◆ **Task to complete**: Gather up every line from the entries below that uses the word "last".

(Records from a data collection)

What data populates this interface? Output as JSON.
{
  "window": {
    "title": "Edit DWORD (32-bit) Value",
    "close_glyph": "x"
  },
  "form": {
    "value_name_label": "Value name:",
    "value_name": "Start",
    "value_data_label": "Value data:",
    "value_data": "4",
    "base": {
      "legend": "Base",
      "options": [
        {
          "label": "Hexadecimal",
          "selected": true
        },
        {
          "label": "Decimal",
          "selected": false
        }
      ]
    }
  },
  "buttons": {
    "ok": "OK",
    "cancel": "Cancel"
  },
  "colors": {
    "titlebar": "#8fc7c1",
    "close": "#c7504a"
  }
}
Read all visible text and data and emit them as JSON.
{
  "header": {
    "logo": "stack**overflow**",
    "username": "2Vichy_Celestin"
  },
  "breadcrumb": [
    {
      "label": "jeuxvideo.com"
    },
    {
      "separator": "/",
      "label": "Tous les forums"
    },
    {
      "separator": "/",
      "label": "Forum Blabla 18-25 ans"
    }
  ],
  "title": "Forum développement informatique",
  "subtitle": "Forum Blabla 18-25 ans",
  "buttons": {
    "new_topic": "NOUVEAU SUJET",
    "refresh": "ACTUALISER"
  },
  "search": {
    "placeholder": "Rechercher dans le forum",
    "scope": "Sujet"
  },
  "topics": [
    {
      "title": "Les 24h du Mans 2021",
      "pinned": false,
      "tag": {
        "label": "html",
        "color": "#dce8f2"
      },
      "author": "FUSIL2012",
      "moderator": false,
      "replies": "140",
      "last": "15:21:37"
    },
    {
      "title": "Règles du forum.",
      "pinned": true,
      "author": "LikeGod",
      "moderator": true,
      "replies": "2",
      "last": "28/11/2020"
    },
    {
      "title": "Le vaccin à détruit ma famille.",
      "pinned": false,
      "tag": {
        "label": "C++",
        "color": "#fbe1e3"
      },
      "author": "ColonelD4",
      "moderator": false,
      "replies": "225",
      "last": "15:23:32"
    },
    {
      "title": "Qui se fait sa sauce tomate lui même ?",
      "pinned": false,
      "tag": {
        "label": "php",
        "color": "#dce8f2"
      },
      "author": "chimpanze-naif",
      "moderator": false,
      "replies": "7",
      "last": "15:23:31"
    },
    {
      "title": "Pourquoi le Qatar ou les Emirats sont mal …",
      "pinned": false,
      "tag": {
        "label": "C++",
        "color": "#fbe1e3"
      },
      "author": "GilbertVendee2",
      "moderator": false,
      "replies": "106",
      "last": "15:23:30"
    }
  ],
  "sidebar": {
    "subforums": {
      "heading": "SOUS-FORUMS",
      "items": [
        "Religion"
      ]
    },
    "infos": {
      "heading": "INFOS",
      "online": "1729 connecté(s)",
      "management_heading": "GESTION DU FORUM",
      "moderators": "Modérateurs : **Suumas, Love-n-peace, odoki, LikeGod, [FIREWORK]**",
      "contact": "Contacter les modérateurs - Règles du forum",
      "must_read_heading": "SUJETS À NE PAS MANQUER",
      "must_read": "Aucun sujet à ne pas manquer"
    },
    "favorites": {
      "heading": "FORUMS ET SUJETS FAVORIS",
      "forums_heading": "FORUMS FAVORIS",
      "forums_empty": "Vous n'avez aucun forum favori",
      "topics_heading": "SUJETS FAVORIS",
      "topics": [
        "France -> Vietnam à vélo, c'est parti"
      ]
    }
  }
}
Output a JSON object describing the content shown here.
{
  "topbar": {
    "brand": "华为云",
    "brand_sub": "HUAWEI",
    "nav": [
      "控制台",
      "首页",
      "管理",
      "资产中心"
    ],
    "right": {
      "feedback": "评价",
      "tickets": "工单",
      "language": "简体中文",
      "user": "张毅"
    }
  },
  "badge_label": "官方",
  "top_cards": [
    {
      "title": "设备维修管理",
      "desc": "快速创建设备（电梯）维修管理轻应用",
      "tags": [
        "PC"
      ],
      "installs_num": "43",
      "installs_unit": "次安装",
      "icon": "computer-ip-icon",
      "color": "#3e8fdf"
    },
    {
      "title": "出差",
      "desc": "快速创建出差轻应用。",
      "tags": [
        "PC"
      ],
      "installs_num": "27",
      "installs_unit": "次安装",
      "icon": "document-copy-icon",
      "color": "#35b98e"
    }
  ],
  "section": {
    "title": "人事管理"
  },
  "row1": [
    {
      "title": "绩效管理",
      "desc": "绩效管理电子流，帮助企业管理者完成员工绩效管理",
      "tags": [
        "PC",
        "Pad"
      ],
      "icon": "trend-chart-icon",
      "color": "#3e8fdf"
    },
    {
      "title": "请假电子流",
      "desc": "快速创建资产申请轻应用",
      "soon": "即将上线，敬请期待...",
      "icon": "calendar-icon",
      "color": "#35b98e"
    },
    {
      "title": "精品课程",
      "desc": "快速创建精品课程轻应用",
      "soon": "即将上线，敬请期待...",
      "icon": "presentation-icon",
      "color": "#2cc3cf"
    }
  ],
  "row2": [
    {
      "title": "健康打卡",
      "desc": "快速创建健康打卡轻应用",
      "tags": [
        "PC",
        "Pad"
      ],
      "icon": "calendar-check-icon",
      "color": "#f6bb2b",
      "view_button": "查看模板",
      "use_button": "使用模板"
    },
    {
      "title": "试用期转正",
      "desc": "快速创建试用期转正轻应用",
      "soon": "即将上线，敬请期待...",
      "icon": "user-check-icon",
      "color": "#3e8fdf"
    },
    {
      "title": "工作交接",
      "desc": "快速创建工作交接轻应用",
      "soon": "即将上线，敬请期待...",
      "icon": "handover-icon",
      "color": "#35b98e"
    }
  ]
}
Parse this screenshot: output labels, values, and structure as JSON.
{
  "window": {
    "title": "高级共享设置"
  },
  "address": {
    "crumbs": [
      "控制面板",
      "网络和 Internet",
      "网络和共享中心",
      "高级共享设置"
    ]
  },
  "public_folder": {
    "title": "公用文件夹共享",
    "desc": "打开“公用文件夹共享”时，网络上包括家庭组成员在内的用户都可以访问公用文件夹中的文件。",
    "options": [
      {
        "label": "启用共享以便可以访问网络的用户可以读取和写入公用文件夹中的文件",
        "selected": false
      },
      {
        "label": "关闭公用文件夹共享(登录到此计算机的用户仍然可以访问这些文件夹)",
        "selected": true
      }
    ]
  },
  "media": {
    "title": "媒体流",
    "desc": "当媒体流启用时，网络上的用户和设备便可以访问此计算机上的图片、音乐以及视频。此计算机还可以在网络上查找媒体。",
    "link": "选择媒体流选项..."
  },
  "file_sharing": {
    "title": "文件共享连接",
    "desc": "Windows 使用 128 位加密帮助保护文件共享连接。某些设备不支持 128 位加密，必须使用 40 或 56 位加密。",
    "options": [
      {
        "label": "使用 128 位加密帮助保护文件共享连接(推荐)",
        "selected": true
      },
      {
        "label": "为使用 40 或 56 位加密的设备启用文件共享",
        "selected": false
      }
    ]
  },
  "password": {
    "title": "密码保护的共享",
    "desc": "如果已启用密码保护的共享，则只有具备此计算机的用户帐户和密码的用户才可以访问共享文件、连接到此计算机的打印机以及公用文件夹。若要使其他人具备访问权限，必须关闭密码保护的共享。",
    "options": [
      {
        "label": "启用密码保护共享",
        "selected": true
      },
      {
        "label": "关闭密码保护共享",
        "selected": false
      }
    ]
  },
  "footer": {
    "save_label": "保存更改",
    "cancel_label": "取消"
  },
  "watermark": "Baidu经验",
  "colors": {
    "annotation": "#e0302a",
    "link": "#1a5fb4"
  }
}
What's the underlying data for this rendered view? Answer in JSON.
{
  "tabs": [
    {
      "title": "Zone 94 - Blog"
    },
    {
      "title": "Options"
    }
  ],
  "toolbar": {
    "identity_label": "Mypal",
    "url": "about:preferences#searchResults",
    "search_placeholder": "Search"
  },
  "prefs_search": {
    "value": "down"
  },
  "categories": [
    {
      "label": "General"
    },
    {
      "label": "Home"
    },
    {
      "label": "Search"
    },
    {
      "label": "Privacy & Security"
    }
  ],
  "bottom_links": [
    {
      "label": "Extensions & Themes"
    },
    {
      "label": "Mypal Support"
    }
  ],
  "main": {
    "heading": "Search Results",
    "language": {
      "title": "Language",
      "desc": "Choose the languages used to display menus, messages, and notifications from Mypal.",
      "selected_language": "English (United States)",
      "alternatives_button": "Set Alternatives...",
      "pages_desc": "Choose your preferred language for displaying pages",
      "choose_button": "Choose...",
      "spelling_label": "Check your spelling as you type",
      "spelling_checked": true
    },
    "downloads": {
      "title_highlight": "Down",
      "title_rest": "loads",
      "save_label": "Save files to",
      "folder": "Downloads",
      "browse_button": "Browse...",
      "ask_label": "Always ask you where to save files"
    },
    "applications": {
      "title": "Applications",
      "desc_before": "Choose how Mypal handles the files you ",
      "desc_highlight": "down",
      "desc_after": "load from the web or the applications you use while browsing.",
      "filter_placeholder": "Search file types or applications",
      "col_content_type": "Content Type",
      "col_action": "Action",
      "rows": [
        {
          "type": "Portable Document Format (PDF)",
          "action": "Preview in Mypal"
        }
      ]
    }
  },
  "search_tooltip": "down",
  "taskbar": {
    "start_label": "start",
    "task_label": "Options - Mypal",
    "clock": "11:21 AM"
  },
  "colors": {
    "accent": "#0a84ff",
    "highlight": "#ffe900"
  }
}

◆ **Answer to the exercise**:
      "last": "15:21:37"
      "last": "28/11/2020"
      "last": "15:23:32"
      "last": "15:23:31"
      "last": "15:23:30"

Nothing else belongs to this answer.